During hot and dry weather, large sand dunes come alive with the sound of burping. And booming, for that matter. For centuries, people have overheard sand dunes ‘singing’ in a deep, booming, hum. Researchers knew that the sound was triggered by avalanches of sand, and that different notes were the result of different sized grains bumping into each other. But until recently, researchers were still mystified by how one sand dune could produce different noises.
In addition to long, almost musical booms, dunes are sometimes recorded as giving off shorter sounds, sometimes described as burps.
In a study published today in Physics of Fluids, researchers discovered that the difference between the two noises (booms and burps) had to do with how sound waves moved through the sand. When a ‘burp’ noise was recorded, the scientists found that the sound waves had a low frequency, a slower velocity, and traveled mostly along the surface of the dune. With a booming noise, the sound waves were higher frequency, traveled faster, and were reflected off the inner layers of the dune.
The team even managed to ring a dune like a gong, triggering the booming sound by hitting a plate on the dune’s surface with a hammer. This is the first time that particular phenomena has been recorded, although many scientists have triggered the noise by creating sand avalanches. Listen for yourself to the National Park Service recording below.

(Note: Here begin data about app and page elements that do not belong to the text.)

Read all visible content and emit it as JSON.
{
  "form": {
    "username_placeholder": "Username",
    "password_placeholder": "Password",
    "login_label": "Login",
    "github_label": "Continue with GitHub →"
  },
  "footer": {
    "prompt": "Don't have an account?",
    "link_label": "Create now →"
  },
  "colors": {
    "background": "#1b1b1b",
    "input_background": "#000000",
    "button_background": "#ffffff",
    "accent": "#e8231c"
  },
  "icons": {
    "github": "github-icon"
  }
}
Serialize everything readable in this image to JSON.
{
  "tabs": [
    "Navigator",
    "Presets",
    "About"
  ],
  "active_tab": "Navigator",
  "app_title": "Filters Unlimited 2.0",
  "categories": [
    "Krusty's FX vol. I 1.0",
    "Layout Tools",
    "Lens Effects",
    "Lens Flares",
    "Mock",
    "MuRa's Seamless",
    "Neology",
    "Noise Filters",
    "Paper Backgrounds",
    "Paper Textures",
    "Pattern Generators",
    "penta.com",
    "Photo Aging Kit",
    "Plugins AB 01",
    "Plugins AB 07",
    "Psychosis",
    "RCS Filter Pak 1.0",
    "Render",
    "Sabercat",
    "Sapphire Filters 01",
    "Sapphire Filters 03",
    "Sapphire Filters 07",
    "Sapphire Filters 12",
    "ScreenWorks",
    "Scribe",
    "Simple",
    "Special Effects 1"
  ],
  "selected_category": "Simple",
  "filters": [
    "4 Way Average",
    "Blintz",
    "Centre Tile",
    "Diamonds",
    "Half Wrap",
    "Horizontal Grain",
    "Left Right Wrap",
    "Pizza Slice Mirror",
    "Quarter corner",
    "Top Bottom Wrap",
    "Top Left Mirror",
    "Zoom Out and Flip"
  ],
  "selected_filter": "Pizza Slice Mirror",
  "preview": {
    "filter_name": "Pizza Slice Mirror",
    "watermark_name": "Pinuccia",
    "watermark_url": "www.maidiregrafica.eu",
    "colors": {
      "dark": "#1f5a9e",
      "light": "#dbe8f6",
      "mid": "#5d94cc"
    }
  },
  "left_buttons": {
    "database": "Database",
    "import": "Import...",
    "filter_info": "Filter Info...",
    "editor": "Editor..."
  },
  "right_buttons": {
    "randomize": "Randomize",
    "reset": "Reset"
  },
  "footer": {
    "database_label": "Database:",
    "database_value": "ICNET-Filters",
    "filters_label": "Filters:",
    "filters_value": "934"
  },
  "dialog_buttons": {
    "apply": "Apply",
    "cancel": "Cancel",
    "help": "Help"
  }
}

The difference between the two noises is interesting to physicists, but also to people studying oil or earthquakes. Researchers often use sound waves to map layers of sediment deep under the soil or ocean floor. Knowing how sound waves react with smaller particles, like sand, can help scientists get a better picture of what’s going on inside our planet, whether it’s looking at how sound waves reflect from hidden oil reserves, or how seismic waves in an earthquake travel through the Earth’s crust.